On April 1, 1917, only five days before formally entering the war, the Commandant of the Marine Corps appointed a three-man board to “recommend a site in the Washington area for a temporary training camp and maneuver field for the Marine Corps.” America was preparing to enter the war and needed freshly trained Marines, a place to train them, and it needed both fast. The location the board settled on was Quantico, VA and one of the men that helped make that decision was Captain Seth Williams, Norwich University Class of 1903.
Born January 19, 1880, in Foxboro, MA, Williams arrived at Norwich in the fall of 1899 and rose through the ranks his four years on the Hill, eventually leading the Corps of Cadets his senior year as the Cadet Major.

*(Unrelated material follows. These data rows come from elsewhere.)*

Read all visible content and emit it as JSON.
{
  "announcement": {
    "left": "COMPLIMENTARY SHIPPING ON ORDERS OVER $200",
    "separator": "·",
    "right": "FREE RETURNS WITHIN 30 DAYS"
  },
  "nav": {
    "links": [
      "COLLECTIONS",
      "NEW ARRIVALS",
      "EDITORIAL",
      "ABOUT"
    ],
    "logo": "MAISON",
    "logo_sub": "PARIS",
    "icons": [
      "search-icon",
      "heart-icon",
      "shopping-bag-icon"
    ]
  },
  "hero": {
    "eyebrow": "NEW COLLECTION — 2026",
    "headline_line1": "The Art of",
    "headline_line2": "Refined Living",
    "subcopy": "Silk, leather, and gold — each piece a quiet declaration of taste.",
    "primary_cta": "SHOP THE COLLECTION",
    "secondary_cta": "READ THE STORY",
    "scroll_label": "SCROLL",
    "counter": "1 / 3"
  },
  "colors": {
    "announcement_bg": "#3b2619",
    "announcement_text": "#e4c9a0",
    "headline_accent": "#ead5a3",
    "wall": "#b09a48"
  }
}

Commissioned as a 2ndLt in the Marine Corps in June of 1903, Williams held multiple assignments as a junior officer, eventually serving in Quartermaster assignments at both the brigade and post level leading to his assignment as the Officer in Charge – Purchasing Division, Office of the Quartermaster of the Marine Corps. These assignments would give Williams the experience needed for the tasks that lie ahead.

After Quantico was chosen as the main training facility for the Marine Corps war effort, Captain Williams was put in charge of overseeing all construction and development at Camp Quantico and it’s likely his Civil Engineering degree from Norwich aided in his duties a great deal. Over the next six weeks construction ran apace and Quantico opened its doors in mid-May 1917. Over the coming months, thousands of new Marines, both officer and enlisted, would eat, train and sleep in the buildings and ranges whose construction Williams supervised. Quantico wasn’t his only assignment during this time. Williams was also the Marine Corps representative on the War Industries Board until October 1918 when the needs of the Marine Corps required his service as the Regimental Quartermaster for the 13th Marines in Tours, France.

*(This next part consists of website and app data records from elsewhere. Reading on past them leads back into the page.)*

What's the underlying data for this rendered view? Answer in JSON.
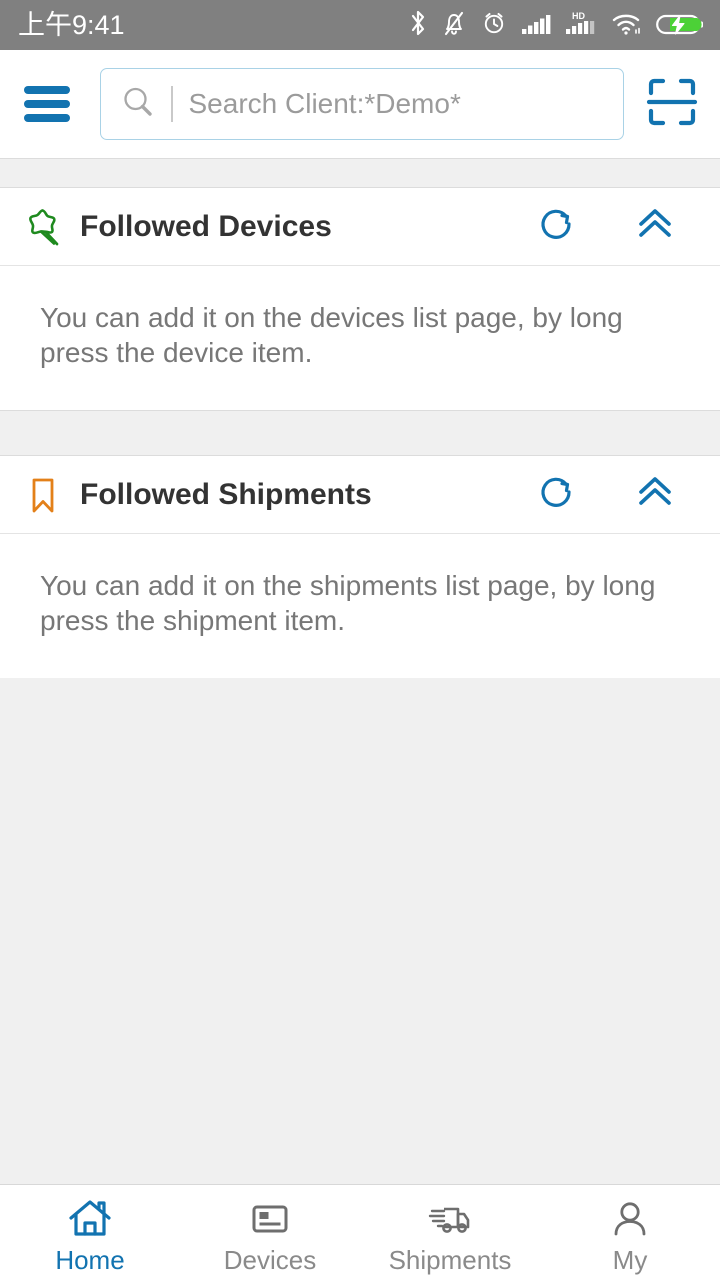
{
  "status_bar": {
    "time": "上午9:41",
    "background": "#808080",
    "text_color": "#ffffff",
    "icons": [
      "bluetooth-icon",
      "notifications-silent-icon",
      "alarm-clock-icon",
      "cellular-signal-icon",
      "hd-cellular-signal-icon",
      "wifi-icon",
      "battery-charging-icon"
    ],
    "battery_color": "#4cd137"
  },
  "top_bar": {
    "menu_icon": "hamburger-menu-icon",
    "menu_color": "#1273b0",
    "search": {
      "icon": "search-icon",
      "placeholder": "Search Client:*Demo*",
      "value": "",
      "border_color": "#a9d2e6"
    },
    "scan_icon": "scan-qr-icon",
    "scan_color": "#1273b0"
  },
  "sections": [
    {
      "id": "followed-devices",
      "title": "Followed Devices",
      "icon": "star-pin-icon",
      "icon_color": "#1f8a1f",
      "refresh_icon": "refresh-icon",
      "collapse_icon": "double-chevron-up-icon",
      "action_color": "#1273b0",
      "empty_text": "You can add it on the devices list page, by long press the device item."
    },
    {
      "id": "followed-shipments",
      "title": "Followed Shipments",
      "icon": "bookmark-icon",
      "icon_color": "#e38019",
      "refresh_icon": "refresh-icon",
      "collapse_icon": "double-chevron-up-icon",
      "action_color": "#1273b0",
      "empty_text": "You can add it on the shipments list page, by long press the shipment item."
    }
  ],
  "bottom_nav": {
    "active_color": "#1273b0",
    "inactive_color": "#8a8a8a",
    "items": [
      {
        "label": "Home",
        "icon": "home-icon",
        "active": true
      },
      {
        "label": "Devices",
        "icon": "device-card-icon",
        "active": false
      },
      {
        "label": "Shipments",
        "icon": "delivery-truck-icon",
        "active": false
      },
      {
        "label": "My",
        "icon": "user-profile-icon",
        "active": false
      }
    ]
  }
}
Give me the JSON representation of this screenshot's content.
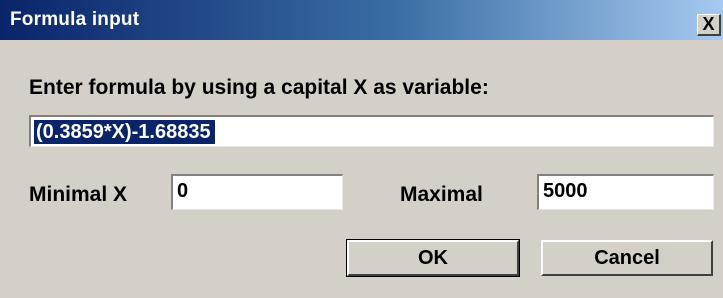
{
  "dialog": {
    "title": "Formula input",
    "close_glyph": "X"
  },
  "form": {
    "prompt": "Enter formula by using a capital X as variable:",
    "formula_value": "(0.3859*X)-1.68835",
    "min_label": "Minimal X",
    "min_value": "0",
    "max_label": "Maximal",
    "max_value": "5000"
  },
  "buttons": {
    "ok_label": "OK",
    "cancel_label": "Cancel"
  },
  "colors": {
    "titlebar_start": "#0a246a",
    "titlebar_end": "#a6caf0",
    "dialog_bg": "#d4d0c8",
    "selection": "#0a246a"
  }
}
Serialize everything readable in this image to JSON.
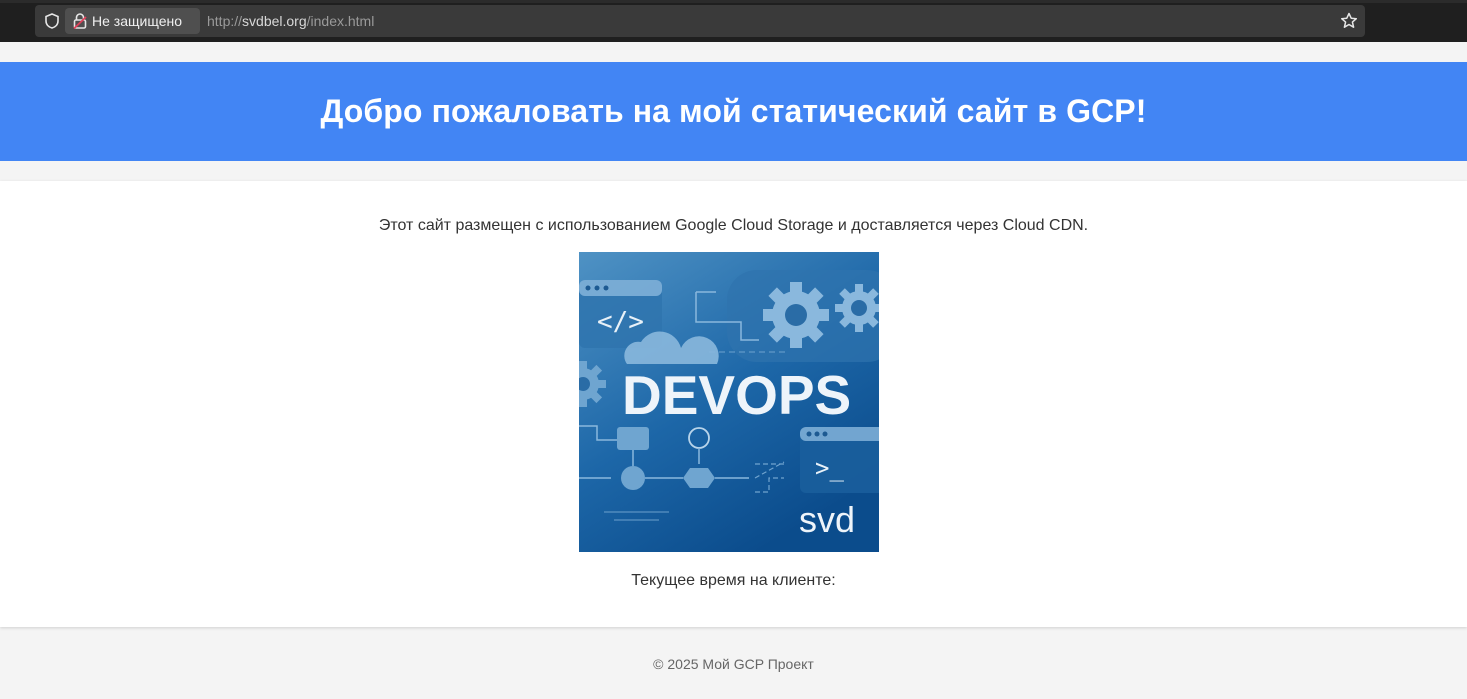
{
  "browser": {
    "security_label": "Не защищено",
    "url_scheme": "http://",
    "url_host": "svdbel.org",
    "url_path": "/index.html"
  },
  "header": {
    "title": "Добро пожаловать на мой статический сайт в GCP!"
  },
  "main": {
    "intro": "Этот сайт размещен с использованием Google Cloud Storage и доставляется через Cloud CDN.",
    "banner": {
      "big_text": "DEVOPS",
      "corner_text": "svd"
    },
    "time_label": "Текущее время на клиенте:"
  },
  "footer": {
    "text": "© 2025 Мой GCP Проект"
  },
  "colors": {
    "header_bg": "#4285f4",
    "page_bg": "#f4f4f4"
  }
}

Upon his return from the Great War, Williams held multiple quartermaster positions in the U.S. and overseas eventually being promoted to Colonel and serving as the Assistant Quartermaster General of the Marine Corps. In 1937, after only a year in that assignment, Williams was promoted to Brigadier General and to Quartermaster General of the Marine Corps. During this time, the Marine Corps would see tremendous growth and Williams would lead the design and development of much needed training facilities to include New River, Cherry Point, Camp Pendleton, and El Toro. But it was his biggest assignment, tasked to him by the Commandant of the Marine Corps, Thomas Holcomb, that would make a lasting mark on the Corps. America’s anticipated entry into WWII required a new training facility, one large enough to train tens of thousands of new Marines in amphibious warfare. What was the name of the new base that Williams was assigned to design and build? Camp Lejeune – the largest Marine Corps base on the east coast. If you ever visit Camp Lejeune you may notice one of the main roads on base is named Seth Williams Blvd.

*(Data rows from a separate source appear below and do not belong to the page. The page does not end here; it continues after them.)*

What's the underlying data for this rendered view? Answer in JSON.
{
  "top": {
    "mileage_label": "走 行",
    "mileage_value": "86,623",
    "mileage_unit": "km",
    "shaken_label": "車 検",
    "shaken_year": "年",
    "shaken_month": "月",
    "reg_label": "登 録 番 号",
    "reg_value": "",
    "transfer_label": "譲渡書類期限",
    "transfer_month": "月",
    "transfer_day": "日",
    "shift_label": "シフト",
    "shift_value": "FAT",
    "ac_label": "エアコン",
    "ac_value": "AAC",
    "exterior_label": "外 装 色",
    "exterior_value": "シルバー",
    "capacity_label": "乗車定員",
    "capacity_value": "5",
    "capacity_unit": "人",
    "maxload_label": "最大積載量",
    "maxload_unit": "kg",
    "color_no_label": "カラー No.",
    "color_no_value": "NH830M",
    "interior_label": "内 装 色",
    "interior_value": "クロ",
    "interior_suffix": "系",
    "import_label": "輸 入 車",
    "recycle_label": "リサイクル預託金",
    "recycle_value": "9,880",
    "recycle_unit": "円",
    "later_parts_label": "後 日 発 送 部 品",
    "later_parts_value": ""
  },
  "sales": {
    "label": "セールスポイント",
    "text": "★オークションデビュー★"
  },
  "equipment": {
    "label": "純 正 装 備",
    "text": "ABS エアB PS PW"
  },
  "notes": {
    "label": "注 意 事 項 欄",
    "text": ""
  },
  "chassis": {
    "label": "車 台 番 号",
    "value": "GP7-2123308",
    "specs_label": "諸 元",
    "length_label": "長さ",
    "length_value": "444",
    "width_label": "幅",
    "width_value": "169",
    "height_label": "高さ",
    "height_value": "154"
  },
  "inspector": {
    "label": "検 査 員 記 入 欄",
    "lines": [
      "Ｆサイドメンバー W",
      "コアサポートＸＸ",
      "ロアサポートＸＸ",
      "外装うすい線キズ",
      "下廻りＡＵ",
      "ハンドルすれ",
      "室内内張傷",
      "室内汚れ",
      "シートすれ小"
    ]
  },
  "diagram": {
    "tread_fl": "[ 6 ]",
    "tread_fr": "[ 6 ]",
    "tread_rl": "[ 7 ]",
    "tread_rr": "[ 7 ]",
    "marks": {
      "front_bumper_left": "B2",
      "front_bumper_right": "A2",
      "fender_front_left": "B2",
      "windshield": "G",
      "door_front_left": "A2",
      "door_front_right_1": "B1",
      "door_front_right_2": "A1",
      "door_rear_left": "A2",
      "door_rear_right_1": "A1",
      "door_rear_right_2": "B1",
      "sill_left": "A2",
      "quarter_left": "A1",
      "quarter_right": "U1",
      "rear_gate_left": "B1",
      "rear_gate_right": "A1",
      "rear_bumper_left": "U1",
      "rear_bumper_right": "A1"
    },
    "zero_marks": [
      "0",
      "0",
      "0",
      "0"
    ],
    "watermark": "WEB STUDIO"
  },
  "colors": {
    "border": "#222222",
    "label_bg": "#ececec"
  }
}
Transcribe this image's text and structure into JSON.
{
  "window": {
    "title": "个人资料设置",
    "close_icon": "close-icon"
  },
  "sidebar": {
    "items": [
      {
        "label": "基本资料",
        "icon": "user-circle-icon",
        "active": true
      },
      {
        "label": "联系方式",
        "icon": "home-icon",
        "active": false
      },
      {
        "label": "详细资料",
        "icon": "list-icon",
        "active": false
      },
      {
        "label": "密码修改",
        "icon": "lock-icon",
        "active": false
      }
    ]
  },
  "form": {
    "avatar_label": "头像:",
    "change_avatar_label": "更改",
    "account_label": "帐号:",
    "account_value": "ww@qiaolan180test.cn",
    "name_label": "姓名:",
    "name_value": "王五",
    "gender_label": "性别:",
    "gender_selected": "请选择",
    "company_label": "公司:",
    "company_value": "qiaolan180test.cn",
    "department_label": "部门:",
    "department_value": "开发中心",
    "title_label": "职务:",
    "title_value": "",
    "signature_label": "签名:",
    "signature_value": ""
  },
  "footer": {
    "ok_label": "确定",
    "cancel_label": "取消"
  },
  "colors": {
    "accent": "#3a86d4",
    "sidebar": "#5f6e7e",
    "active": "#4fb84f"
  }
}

There is one final mark Seth Williams left on the United States Marine Corps. Every time you see the Marine Corps flag, you’re looking at the result of a design process carefully shepherded by Major General Seth Williams. That’s right – today’s Marine Corps flag exists as we know it in large part because of a Norwich Marine.

In early 1944, Major General Seth Williams reached mandatory retirement age. After 41 years of continuous service he was awarded the Legion of Merit by the Secretary of the Navy for “exceptionally meritorious conduct in the performance of outstanding services to the Government of the United States as Quartermaster General of the United States Marine Corps from 1 December 1937 through 1 February 1944” and for “accomplishing tremendous tasks” to include “the establishment of new training camps, transportation of troops to combat zones, and the development of supply and distribution depots in the South and Central Pacific areas”.

Major General Seth Williams died July 29, 1963, aged 83. He is buried in Arlington National Cemetery.